The students movement in India has slowly but surely raised its head through decades of struggle with the overarching call of education for every child against socio-economic discrimination, against the casteist and patriarchal hegemonies and the exclusion of the marginalized from political decision making.The whole-hearted participation of students’ in the freedom struggle enriched students organizations with an indefatigable zeal and the guts to take clear political stands against previously unquestionable socio-political hierarchies. When the initial euphoria of independence had passed and disillusionment with the national government set in, recognizing the lack of commitment of the erstwhile leaders of the nation to effectively combat inequality and ensure the basics of food, shelter, education and health to all, their failure to keep the promise that independence had held, the students movement began to build up and expand.
The Students’ Federation of India inherited the legacy and the struggles of the several organizations that came before, which had each attempted to forge a nationwide unity among campuses. Since its inception it has fought on the basic tenets of universal and free education as well as every socio-economic and political barrier to achieving it. One of the oldest demands has been to increase government expenditure on education to 6% of the GDP and 10% of the Central Budget. The redistribution of state-centre relations and the protection of the federal and democratic principles of education by bringing it to the state list has also been on the agenda. Since the 1986 new education policy, followed by the signing of the GATS agreement which opened the education sector to the free market economy and the economic reforms of 1991, SFI has had to wage a constant war on the commodification and commercialization of education. Side by side the organization has dealt deftly the onslaught of communalization and its distortion of the structure and content of education which has far-reaching consequences in the communal polarization of society.
As the attack on students in particular and the “common” people, the workers, farmers and the other marginalized sections, intensifies, so does the need to strengthen the resistance to it. Our first duty in times like these is to consolidate our ranks, to ensure that the entire organization can act as a single mind and body. While there are students of every diversity in our midst, and it is only natural that there are many different opinions being formed, which must be nourished, debated, developed, and concretised, there is however general agreement on the principal ‘evils’ facing the students’ of the nation, and on the basis of this consensus we must forge a united striking force.

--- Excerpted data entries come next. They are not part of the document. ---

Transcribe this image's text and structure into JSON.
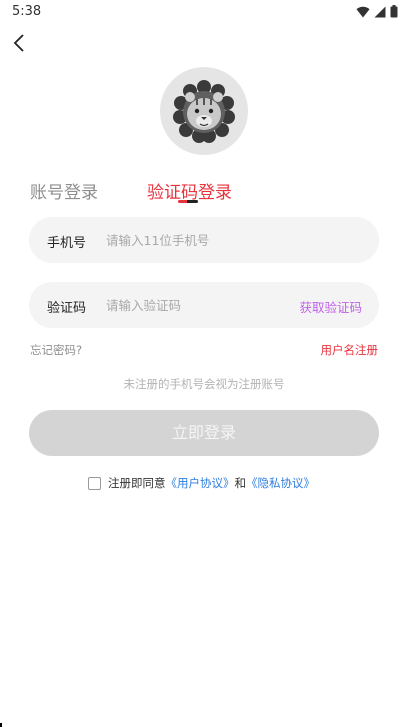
{
  "status_bar": {
    "time": "5:38",
    "icons": [
      "wifi-icon",
      "signal-icon",
      "battery-icon"
    ]
  },
  "nav": {
    "back_icon": "chevron-left-icon"
  },
  "avatar": {
    "icon": "lion-icon"
  },
  "tabs": [
    {
      "label": "账号登录",
      "active": false
    },
    {
      "label": "验证码登录",
      "active": true
    }
  ],
  "form": {
    "phone": {
      "label": "手机号",
      "placeholder": "请输入11位手机号",
      "value": ""
    },
    "code": {
      "label": "验证码",
      "placeholder": "请输入验证码",
      "value": "",
      "get_code": "获取验证码"
    }
  },
  "links": {
    "forgot": "忘记密码?",
    "register": "用户名注册"
  },
  "hint": "未注册的手机号会视为注册账号",
  "login_button": "立即登录",
  "agreement": {
    "checked": false,
    "prefix": "注册即同意",
    "user_agreement": "《用户协议》",
    "and": "和",
    "privacy_policy": "《隐私协议》"
  },
  "colors": {
    "accent_red": "#e8323c",
    "get_code_purple": "#c062e8",
    "link_blue": "#2d7de0",
    "button_disabled": "#d4d4d4"
  }
}
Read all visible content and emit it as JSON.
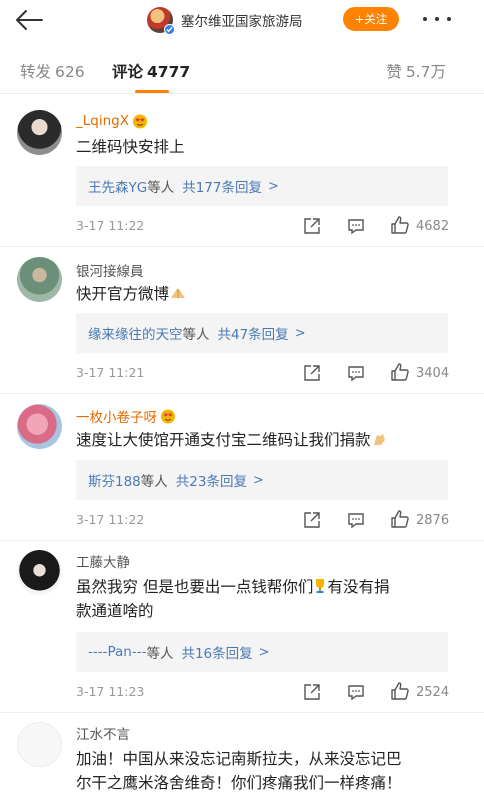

While SFI is one of the largest student organizations in the country and globally, there is a felt need of expanding the scope of the organization to ensure that it is more representative of the entire student community. The organization is focusing on including and politically empowering students from the marginalized sections, girls, minorities and backward classes and castes. Simultaneously the new issues that are coming up with the expansion of professional and private education need to be raised and students studying in professional courses, and private institutions need to be adequately represented in the organization.
As the 15th All India Conference of the SFI convenes in Sikar from the 22nd to the 25th, students from all over the country, elected delegates, are going to assemble. The call of the conference includes the call to strengthen and expand the organisation. The conference will decide the way forward from this juncture keeping this objective in view.